It was the “Rite” that riveted the ear, with the orchestral sonorities and driving rhythms all realized on the keyboard by a pianist/transcriber who seemed at some points to have at least four hands. So great was the intensity of the performance that Parker stopped at one midpoint to mop his brow before continuing.
From the opening melody of the “Rite” (and Parker somehow managed to make the piano’s melody sound like a bassoon) to the final Sacrificial Dance, Parker expanded the normal expressive range of the keyboard, from a delicate whisper to a thunder that rocked the house.
Here, and also in the Mussorgsky, he drew an enormous variety of colors and textures from the piano, in the punchy percussive effects of the “Rite” as well as the delicate traceries of the “Tuileries” movement of “Pictures.” He offered an unusually robust account of Mussorgsky’s “Bydlo” movement, and let the chords linger sumptuously in “The Old Castle.” The massive sonorities of “The Great Gate of Kiev” were so forcefully rendered that it sounded as if Parker had a cannon or two under the piano lid.
Not surprisingly, a recital this good brought several noisy standing ovations from an audience that has always been particular connoisseurs of the keyboard. Parker returned with Rachmaninoff’s exquisitely gentle Prelude in G Major, as a kind of benediction for his fans.
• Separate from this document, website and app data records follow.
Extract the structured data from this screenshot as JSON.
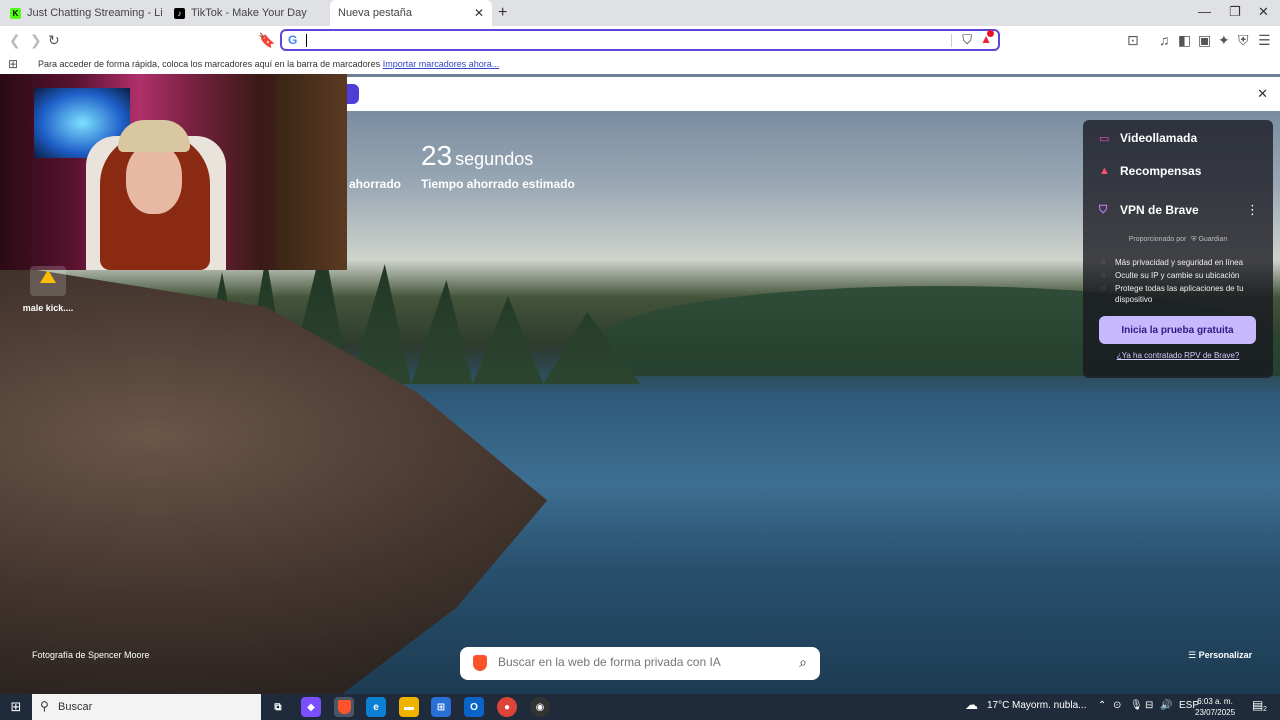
{
  "tabs": [
    {
      "label": "Just Chatting Streaming - Live Stream",
      "favicon": "kick-icon",
      "color": "#53fc18"
    },
    {
      "label": "TikTok - Make Your Day",
      "favicon": "tiktok-icon",
      "color": "#000000"
    },
    {
      "label": "Nueva pestaña",
      "active": true
    }
  ],
  "toolbar": {
    "search_engine_badge": "G",
    "url_value": ""
  },
  "bookmarks": {
    "hint": "Para acceder de forma rápida, coloca los marcadores aquí en la barra de marcadores",
    "import_link": "Importar marcadores ahora..."
  },
  "stats": {
    "time_value": "23",
    "time_unit": "segundos",
    "time_label": "Tiempo ahorrado estimado",
    "partial_label": "ahorrado"
  },
  "desktop_icon": {
    "label": "male kick...."
  },
  "panel": {
    "video_call": "Videollamada",
    "rewards": "Recompensas",
    "vpn_title": "VPN de Brave",
    "powered_by": "Proporcionado por",
    "powered_brand": "Guardian",
    "bullets": [
      "Más privacidad y seguridad en línea",
      "Oculte su IP y cambie su ubicación",
      "Protege todas las aplicaciones de tu dispositivo"
    ],
    "trial_button": "Inicia la prueba gratuita",
    "already_link": "¿Ya ha contratado RPV de Brave?"
  },
  "search": {
    "placeholder": "Buscar en la web de forma privada con IA"
  },
  "photo_credit": "Fotografía de Spencer Moore",
  "customize": "Personalizar",
  "taskbar": {
    "search_label": "Buscar",
    "weather_temp": "17°C",
    "weather_desc": "Mayorm. nubla...",
    "lang": "ESP",
    "time": "6:03 a. m.",
    "date": "23/07/2025",
    "notif_count": "2"
  },
  "colors": {
    "accent": "#5b47d9",
    "trial_bg": "#c8b9ff",
    "brave": "#fb542b"
  }
}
Melinda Bargreen also reviews concerts for 98.1 Classical KING FM. She can be reached at firstname.lastname@example.org.